## Raw data
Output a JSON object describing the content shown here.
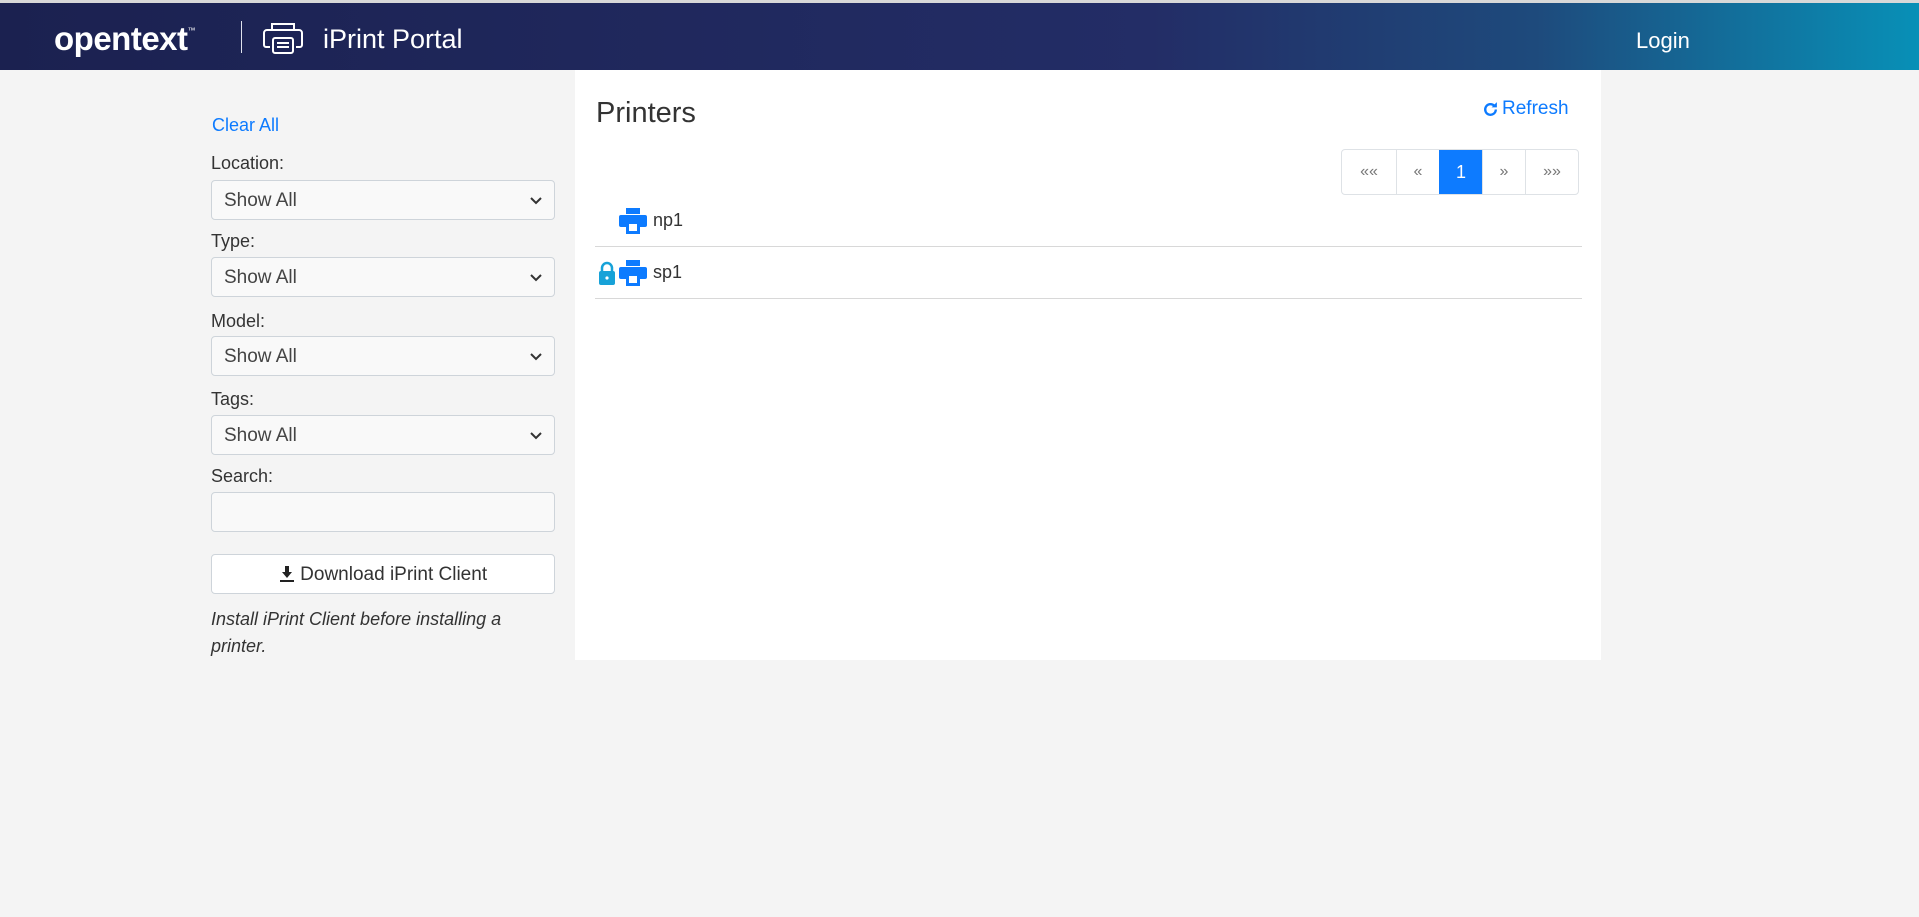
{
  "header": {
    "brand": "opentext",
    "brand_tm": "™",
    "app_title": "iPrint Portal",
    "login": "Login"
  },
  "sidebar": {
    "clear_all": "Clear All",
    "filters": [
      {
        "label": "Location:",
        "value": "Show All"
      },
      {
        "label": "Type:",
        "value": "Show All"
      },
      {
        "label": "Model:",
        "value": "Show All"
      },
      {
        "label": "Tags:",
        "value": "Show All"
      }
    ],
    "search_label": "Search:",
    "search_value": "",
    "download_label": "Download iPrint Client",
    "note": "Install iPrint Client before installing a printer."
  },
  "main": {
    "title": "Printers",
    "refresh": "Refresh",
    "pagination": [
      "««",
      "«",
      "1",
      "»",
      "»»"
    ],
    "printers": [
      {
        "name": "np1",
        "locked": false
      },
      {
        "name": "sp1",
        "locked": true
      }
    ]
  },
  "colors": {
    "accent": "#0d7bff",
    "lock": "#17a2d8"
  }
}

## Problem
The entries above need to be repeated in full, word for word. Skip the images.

## Result for this task
Output a JSON object describing the content shown here.
{
  "header": {
    "brand": "opentext",
    "brand_tm": "™",
    "app_title": "iPrint Portal",
    "login": "Login"
  },
  "sidebar": {
    "clear_all": "Clear All",
    "filters": [
      {
        "label": "Location:",
        "value": "Show All"
      },
      {
        "label": "Type:",
        "value": "Show All"
      },
      {
        "label": "Model:",
        "value": "Show All"
      },
      {
        "label": "Tags:",
        "value": "Show All"
      }
    ],
    "search_label": "Search:",
    "search_value": "",
    "download_label": "Download iPrint Client",
    "note": "Install iPrint Client before installing a printer."
  },
  "main": {
    "title": "Printers",
    "refresh": "Refresh",
    "pagination": [
      "««",
      "«",
      "1",
      "»",
      "»»"
    ],
    "printers": [
      {
        "name": "np1",
        "locked": false
      },
      {
        "name": "sp1",
        "locked": true
      }
    ]
  },
  "colors": {
    "accent": "#0d7bff",
    "lock": "#17a2d8"
  }
}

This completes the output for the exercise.